YOUR INSTRUCTIONS:
Could you set down the full listing, unchanged?

EXTRACTED DATA:

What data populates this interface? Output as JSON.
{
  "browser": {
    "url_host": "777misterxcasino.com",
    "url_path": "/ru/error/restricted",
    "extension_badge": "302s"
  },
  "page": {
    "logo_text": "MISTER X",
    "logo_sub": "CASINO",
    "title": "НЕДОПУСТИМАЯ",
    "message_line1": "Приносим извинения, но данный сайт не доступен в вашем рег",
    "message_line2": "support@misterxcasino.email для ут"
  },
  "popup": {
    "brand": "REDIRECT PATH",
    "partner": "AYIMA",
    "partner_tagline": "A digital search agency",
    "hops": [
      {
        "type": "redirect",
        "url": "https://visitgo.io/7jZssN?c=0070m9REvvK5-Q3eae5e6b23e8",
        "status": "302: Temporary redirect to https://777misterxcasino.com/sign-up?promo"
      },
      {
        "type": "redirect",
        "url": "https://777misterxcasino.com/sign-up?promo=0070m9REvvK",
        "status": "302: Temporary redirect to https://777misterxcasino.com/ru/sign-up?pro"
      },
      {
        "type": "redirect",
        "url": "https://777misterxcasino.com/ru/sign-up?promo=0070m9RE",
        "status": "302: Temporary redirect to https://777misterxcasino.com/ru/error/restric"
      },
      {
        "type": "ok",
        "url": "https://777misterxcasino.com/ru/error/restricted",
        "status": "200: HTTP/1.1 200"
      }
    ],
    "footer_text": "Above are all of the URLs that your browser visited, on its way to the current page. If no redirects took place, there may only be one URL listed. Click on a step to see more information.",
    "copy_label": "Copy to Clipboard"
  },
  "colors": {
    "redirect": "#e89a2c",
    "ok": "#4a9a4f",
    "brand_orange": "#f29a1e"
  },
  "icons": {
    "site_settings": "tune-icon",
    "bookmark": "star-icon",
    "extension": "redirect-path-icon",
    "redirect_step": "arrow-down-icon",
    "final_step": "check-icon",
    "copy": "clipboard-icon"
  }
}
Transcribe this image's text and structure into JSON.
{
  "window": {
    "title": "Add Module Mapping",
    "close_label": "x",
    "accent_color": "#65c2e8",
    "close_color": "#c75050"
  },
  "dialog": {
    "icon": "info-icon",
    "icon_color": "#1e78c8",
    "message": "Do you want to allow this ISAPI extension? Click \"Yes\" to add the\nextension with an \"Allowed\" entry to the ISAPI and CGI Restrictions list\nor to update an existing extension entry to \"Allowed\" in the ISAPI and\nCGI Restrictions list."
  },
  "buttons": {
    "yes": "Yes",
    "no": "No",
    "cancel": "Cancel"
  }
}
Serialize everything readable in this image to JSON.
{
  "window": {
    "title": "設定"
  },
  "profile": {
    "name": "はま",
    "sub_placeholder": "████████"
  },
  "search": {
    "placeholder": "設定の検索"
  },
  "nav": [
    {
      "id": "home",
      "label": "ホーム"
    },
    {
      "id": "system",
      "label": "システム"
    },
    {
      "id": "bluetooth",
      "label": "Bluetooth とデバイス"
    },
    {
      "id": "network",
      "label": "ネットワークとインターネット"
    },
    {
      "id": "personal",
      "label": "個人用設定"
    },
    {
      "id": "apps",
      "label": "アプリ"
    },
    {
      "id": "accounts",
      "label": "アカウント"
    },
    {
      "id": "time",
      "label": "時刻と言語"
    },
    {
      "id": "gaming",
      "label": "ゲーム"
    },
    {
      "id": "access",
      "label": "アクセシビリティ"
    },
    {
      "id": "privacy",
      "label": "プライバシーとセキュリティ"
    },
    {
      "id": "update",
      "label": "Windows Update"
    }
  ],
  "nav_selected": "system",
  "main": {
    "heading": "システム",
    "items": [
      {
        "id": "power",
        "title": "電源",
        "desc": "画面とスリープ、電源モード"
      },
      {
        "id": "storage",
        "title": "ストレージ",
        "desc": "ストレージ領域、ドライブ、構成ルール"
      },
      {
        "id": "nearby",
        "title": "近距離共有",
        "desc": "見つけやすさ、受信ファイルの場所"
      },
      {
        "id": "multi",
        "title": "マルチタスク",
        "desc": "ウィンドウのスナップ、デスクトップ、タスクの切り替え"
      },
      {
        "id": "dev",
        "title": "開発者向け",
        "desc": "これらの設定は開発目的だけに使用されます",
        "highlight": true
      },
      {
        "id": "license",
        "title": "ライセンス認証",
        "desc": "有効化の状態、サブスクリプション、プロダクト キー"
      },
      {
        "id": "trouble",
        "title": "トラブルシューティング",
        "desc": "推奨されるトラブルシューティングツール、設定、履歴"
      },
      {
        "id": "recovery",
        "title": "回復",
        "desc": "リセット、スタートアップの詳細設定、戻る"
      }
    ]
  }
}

EXERCISE RESULT:
What data populates this interface? Output as JSON.
{
  "browser": {
    "url_host": "777misterxcasino.com",
    "url_path": "/ru/error/restricted",
    "extension_badge": "302s"
  },
  "page": {
    "logo_text": "MISTER X",
    "logo_sub": "CASINO",
    "title": "НЕДОПУСТИМАЯ",
    "message_line1": "Приносим извинения, но данный сайт не доступен в вашем рег",
    "message_line2": "support@misterxcasino.email для ут"
  },
  "popup": {
    "brand": "REDIRECT PATH",
    "partner": "AYIMA",
    "partner_tagline": "A digital search agency",
    "hops": [
      {
        "type": "redirect",
        "url": "https://visitgo.io/7jZssN?c=0070m9REvvK5-Q3eae5e6b23e8",
        "status": "302: Temporary redirect to https://777misterxcasino.com/sign-up?promo"
      },
      {
        "type": "redirect",
        "url": "https://777misterxcasino.com/sign-up?promo=0070m9REvvK",
        "status": "302: Temporary redirect to https://777misterxcasino.com/ru/sign-up?pro"
      },
      {
        "type": "redirect",
        "url": "https://777misterxcasino.com/ru/sign-up?promo=0070m9RE",
        "status": "302: Temporary redirect to https://777misterxcasino.com/ru/error/restric"
      },
      {
        "type": "ok",
        "url": "https://777misterxcasino.com/ru/error/restricted",
        "status": "200: HTTP/1.1 200"
      }
    ],
    "footer_text": "Above are all of the URLs that your browser visited, on its way to the current page. If no redirects took place, there may only be one URL listed. Click on a step to see more information.",
    "copy_label": "Copy to Clipboard"
  },
  "colors": {
    "redirect": "#e89a2c",
    "ok": "#4a9a4f",
    "brand_orange": "#f29a1e"
  },
  "icons": {
    "site_settings": "tune-icon",
    "bookmark": "star-icon",
    "extension": "redirect-path-icon",
    "redirect_step": "arrow-down-icon",
    "final_step": "check-icon",
    "copy": "clipboard-icon"
  }
}
Transcribe this image's text and structure into JSON.
{
  "window": {
    "title": "Add Module Mapping",
    "close_label": "x",
    "accent_color": "#65c2e8",
    "close_color": "#c75050"
  },
  "dialog": {
    "icon": "info-icon",
    "icon_color": "#1e78c8",
    "message": "Do you want to allow this ISAPI extension? Click \"Yes\" to add the\nextension with an \"Allowed\" entry to the ISAPI and CGI Restrictions list\nor to update an existing extension entry to \"Allowed\" in the ISAPI and\nCGI Restrictions list."
  },
  "buttons": {
    "yes": "Yes",
    "no": "No",
    "cancel": "Cancel"
  }
}
Serialize everything readable in this image to JSON.
{
  "window": {
    "title": "設定"
  },
  "profile": {
    "name": "はま",
    "sub_placeholder": "████████"
  },
  "search": {
    "placeholder": "設定の検索"
  },
  "nav": [
    {
      "id": "home",
      "label": "ホーム"
    },
    {
      "id": "system",
      "label": "システム"
    },
    {
      "id": "bluetooth",
      "label": "Bluetooth とデバイス"
    },
    {
      "id": "network",
      "label": "ネットワークとインターネット"
    },
    {
      "id": "personal",
      "label": "個人用設定"
    },
    {
      "id": "apps",
      "label": "アプリ"
    },
    {
      "id": "accounts",
      "label": "アカウント"
    },
    {
      "id": "time",
      "label": "時刻と言語"
    },
    {
      "id": "gaming",
      "label": "ゲーム"
    },
    {
      "id": "access",
      "label": "アクセシビリティ"
    },
    {
      "id": "privacy",
      "label": "プライバシーとセキュリティ"
    },
    {
      "id": "update",
      "label": "Windows Update"
    }
  ],
  "nav_selected": "system",
  "main": {
    "heading": "システム",
    "items": [
      {
        "id": "power",
        "title": "電源",
        "desc": "画面とスリープ、電源モード"
      },
      {
        "id": "storage",
        "title": "ストレージ",
        "desc": "ストレージ領域、ドライブ、構成ルール"
      },
      {
        "id": "nearby",
        "title": "近距離共有",
        "desc": "見つけやすさ、受信ファイルの場所"
      },
      {
        "id": "multi",
        "title": "マルチタスク",
        "desc": "ウィンドウのスナップ、デスクトップ、タスクの切り替え"
      },
      {
        "id": "dev",
        "title": "開発者向け",
        "desc": "これらの設定は開発目的だけに使用されます",
        "highlight": true
      },
      {
        "id": "license",
        "title": "ライセンス認証",
        "desc": "有効化の状態、サブスクリプション、プロダクト キー"
      },
      {
        "id": "trouble",
        "title": "トラブルシューティング",
        "desc": "推奨されるトラブルシューティングツール、設定、履歴"
      },
      {
        "id": "recovery",
        "title": "回復",
        "desc": "リセット、スタートアップの詳細設定、戻る"
      }
    ]
  }
}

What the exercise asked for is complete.